» **INSTRUCTIONS FOR THE TASK**: The entries below should appear again in your reply, word for word.

» **SUPPLIED DATA**:
▽
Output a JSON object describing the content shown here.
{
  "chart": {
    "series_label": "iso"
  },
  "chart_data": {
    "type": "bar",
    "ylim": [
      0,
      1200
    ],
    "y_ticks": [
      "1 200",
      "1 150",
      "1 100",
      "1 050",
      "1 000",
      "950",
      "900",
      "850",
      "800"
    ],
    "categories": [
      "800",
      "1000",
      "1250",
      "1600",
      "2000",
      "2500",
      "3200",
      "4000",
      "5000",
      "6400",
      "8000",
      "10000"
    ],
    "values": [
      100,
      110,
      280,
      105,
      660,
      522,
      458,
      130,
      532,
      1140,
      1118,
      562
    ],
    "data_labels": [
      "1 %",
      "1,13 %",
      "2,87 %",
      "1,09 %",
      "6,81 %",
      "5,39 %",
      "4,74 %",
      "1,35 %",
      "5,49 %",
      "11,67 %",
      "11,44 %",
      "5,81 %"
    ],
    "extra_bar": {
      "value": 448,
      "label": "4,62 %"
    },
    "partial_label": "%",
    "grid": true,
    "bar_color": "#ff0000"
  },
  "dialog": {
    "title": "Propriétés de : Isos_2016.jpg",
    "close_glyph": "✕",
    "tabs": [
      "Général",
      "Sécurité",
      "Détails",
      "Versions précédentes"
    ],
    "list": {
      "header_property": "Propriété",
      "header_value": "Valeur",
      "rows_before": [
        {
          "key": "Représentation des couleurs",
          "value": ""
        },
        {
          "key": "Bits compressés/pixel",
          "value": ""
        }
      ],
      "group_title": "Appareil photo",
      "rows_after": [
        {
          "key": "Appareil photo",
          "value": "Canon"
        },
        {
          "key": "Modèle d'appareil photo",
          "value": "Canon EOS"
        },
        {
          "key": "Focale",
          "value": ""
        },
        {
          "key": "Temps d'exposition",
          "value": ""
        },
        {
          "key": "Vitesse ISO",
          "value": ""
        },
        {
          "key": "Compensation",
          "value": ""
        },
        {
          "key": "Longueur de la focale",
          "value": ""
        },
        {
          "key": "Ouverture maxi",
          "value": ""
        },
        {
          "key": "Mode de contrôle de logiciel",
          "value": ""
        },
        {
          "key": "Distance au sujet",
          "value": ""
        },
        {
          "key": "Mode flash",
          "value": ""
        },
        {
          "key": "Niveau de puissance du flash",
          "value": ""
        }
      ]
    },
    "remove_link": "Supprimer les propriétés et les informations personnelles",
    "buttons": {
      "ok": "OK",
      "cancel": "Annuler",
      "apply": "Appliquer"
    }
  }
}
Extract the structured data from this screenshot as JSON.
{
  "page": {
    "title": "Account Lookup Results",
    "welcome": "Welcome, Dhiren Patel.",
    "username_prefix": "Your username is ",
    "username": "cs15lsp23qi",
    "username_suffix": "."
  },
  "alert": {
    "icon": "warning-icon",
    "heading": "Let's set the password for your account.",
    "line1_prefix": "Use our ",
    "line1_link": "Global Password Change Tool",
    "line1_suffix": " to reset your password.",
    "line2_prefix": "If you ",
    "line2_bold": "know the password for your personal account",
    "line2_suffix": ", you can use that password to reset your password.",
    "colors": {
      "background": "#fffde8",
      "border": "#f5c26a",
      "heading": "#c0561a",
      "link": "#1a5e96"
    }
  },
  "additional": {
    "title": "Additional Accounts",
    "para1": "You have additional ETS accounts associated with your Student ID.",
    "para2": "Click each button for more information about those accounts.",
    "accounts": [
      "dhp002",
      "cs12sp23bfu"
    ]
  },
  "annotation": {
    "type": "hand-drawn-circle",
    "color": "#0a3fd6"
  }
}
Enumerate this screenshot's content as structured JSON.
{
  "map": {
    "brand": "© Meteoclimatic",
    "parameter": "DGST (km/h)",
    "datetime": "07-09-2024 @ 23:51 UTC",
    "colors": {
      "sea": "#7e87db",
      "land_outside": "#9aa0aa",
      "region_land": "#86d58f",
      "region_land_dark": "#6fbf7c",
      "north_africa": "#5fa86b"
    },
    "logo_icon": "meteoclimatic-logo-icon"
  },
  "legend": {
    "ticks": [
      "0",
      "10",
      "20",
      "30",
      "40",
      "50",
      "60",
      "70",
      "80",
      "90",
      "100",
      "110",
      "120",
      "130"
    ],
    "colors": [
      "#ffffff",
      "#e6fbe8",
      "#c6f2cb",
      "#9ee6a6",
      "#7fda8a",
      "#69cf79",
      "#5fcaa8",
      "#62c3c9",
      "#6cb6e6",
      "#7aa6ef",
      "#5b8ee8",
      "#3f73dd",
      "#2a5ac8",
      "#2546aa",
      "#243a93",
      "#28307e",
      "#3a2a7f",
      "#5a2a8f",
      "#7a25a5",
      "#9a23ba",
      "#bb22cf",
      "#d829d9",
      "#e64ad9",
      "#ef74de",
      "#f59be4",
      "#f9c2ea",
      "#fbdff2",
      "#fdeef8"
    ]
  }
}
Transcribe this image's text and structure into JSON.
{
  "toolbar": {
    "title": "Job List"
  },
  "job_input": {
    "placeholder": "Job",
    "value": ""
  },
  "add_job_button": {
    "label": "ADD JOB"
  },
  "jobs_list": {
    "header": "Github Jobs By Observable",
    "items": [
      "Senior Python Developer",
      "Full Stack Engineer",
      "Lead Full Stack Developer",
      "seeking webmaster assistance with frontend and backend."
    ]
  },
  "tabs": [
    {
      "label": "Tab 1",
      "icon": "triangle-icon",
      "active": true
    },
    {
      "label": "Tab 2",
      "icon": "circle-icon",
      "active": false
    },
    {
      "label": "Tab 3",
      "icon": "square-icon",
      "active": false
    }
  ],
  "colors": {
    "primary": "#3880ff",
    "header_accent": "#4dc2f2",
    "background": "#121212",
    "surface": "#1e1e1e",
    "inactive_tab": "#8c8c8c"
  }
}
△
» **YOUR RESPONSE**:
Output a JSON object describing the content shown here.
{
  "chart": {
    "series_label": "iso"
  },
  "chart_data": {
    "type": "bar",
    "ylim": [
      0,
      1200
    ],
    "y_ticks": [
      "1 200",
      "1 150",
      "1 100",
      "1 050",
      "1 000",
      "950",
      "900",
      "850",
      "800"
    ],
    "categories": [
      "800",
      "1000",
      "1250",
      "1600",
      "2000",
      "2500",
      "3200",
      "4000",
      "5000",
      "6400",
      "8000",
      "10000"
    ],
    "values": [
      100,
      110,
      280,
      105,
      660,
      522,
      458,
      130,
      532,
      1140,
      1118,
      562
    ],
    "data_labels": [
      "1 %",
      "1,13 %",
      "2,87 %",
      "1,09 %",
      "6,81 %",
      "5,39 %",
      "4,74 %",
      "1,35 %",
      "5,49 %",
      "11,67 %",
      "11,44 %",
      "5,81 %"
    ],
    "extra_bar": {
      "value": 448,
      "label": "4,62 %"
    },
    "partial_label": "%",
    "grid": true,
    "bar_color": "#ff0000"
  },
  "dialog": {
    "title": "Propriétés de : Isos_2016.jpg",
    "close_glyph": "✕",
    "tabs": [
      "Général",
      "Sécurité",
      "Détails",
      "Versions précédentes"
    ],
    "list": {
      "header_property": "Propriété",
      "header_value": "Valeur",
      "rows_before": [
        {
          "key": "Représentation des couleurs",
          "value": ""
        },
        {
          "key": "Bits compressés/pixel",
          "value": ""
        }
      ],
      "group_title": "Appareil photo",
      "rows_after": [
        {
          "key": "Appareil photo",
          "value": "Canon"
        },
        {
          "key": "Modèle d'appareil photo",
          "value": "Canon EOS"
        },
        {
          "key": "Focale",
          "value": ""
        },
        {
          "key": "Temps d'exposition",
          "value": ""
        },
        {
          "key": "Vitesse ISO",
          "value": ""
        },
        {
          "key": "Compensation",
          "value": ""
        },
        {
          "key": "Longueur de la focale",
          "value": ""
        },
        {
          "key": "Ouverture maxi",
          "value": ""
        },
        {
          "key": "Mode de contrôle de logiciel",
          "value": ""
        },
        {
          "key": "Distance au sujet",
          "value": ""
        },
        {
          "key": "Mode flash",
          "value": ""
        },
        {
          "key": "Niveau de puissance du flash",
          "value": ""
        }
      ]
    },
    "remove_link": "Supprimer les propriétés et les informations personnelles",
    "buttons": {
      "ok": "OK",
      "cancel": "Annuler",
      "apply": "Appliquer"
    }
  }
}
Extract the structured data from this screenshot as JSON.
{
  "page": {
    "title": "Account Lookup Results",
    "welcome": "Welcome, Dhiren Patel.",
    "username_prefix": "Your username is ",
    "username": "cs15lsp23qi",
    "username_suffix": "."
  },
  "alert": {
    "icon": "warning-icon",
    "heading": "Let's set the password for your account.",
    "line1_prefix": "Use our ",
    "line1_link": "Global Password Change Tool",
    "line1_suffix": " to reset your password.",
    "line2_prefix": "If you ",
    "line2_bold": "know the password for your personal account",
    "line2_suffix": ", you can use that password to reset your password.",
    "colors": {
      "background": "#fffde8",
      "border": "#f5c26a",
      "heading": "#c0561a",
      "link": "#1a5e96"
    }
  },
  "additional": {
    "title": "Additional Accounts",
    "para1": "You have additional ETS accounts associated with your Student ID.",
    "para2": "Click each button for more information about those accounts.",
    "accounts": [
      "dhp002",
      "cs12sp23bfu"
    ]
  },
  "annotation": {
    "type": "hand-drawn-circle",
    "color": "#0a3fd6"
  }
}
Enumerate this screenshot's content as structured JSON.
{
  "map": {
    "brand": "© Meteoclimatic",
    "parameter": "DGST (km/h)",
    "datetime": "07-09-2024 @ 23:51 UTC",
    "colors": {
      "sea": "#7e87db",
      "land_outside": "#9aa0aa",
      "region_land": "#86d58f",
      "region_land_dark": "#6fbf7c",
      "north_africa": "#5fa86b"
    },
    "logo_icon": "meteoclimatic-logo-icon"
  },
  "legend": {
    "ticks": [
      "0",
      "10",
      "20",
      "30",
      "40",
      "50",
      "60",
      "70",
      "80",
      "90",
      "100",
      "110",
      "120",
      "130"
    ],
    "colors": [
      "#ffffff",
      "#e6fbe8",
      "#c6f2cb",
      "#9ee6a6",
      "#7fda8a",
      "#69cf79",
      "#5fcaa8",
      "#62c3c9",
      "#6cb6e6",
      "#7aa6ef",
      "#5b8ee8",
      "#3f73dd",
      "#2a5ac8",
      "#2546aa",
      "#243a93",
      "#28307e",
      "#3a2a7f",
      "#5a2a8f",
      "#7a25a5",
      "#9a23ba",
      "#bb22cf",
      "#d829d9",
      "#e64ad9",
      "#ef74de",
      "#f59be4",
      "#f9c2ea",
      "#fbdff2",
      "#fdeef8"
    ]
  }
}
Transcribe this image's text and structure into JSON.
{
  "toolbar": {
    "title": "Job List"
  },
  "job_input": {
    "placeholder": "Job",
    "value": ""
  },
  "add_job_button": {
    "label": "ADD JOB"
  },
  "jobs_list": {
    "header": "Github Jobs By Observable",
    "items": [
      "Senior Python Developer",
      "Full Stack Engineer",
      "Lead Full Stack Developer",
      "seeking webmaster assistance with frontend and backend."
    ]
  },
  "tabs": [
    {
      "label": "Tab 1",
      "icon": "triangle-icon",
      "active": true
    },
    {
      "label": "Tab 2",
      "icon": "circle-icon",
      "active": false
    },
    {
      "label": "Tab 3",
      "icon": "square-icon",
      "active": false
    }
  ],
  "colors": {
    "primary": "#3880ff",
    "header_accent": "#4dc2f2",
    "background": "#121212",
    "surface": "#1e1e1e",
    "inactive_tab": "#8c8c8c"
  }
}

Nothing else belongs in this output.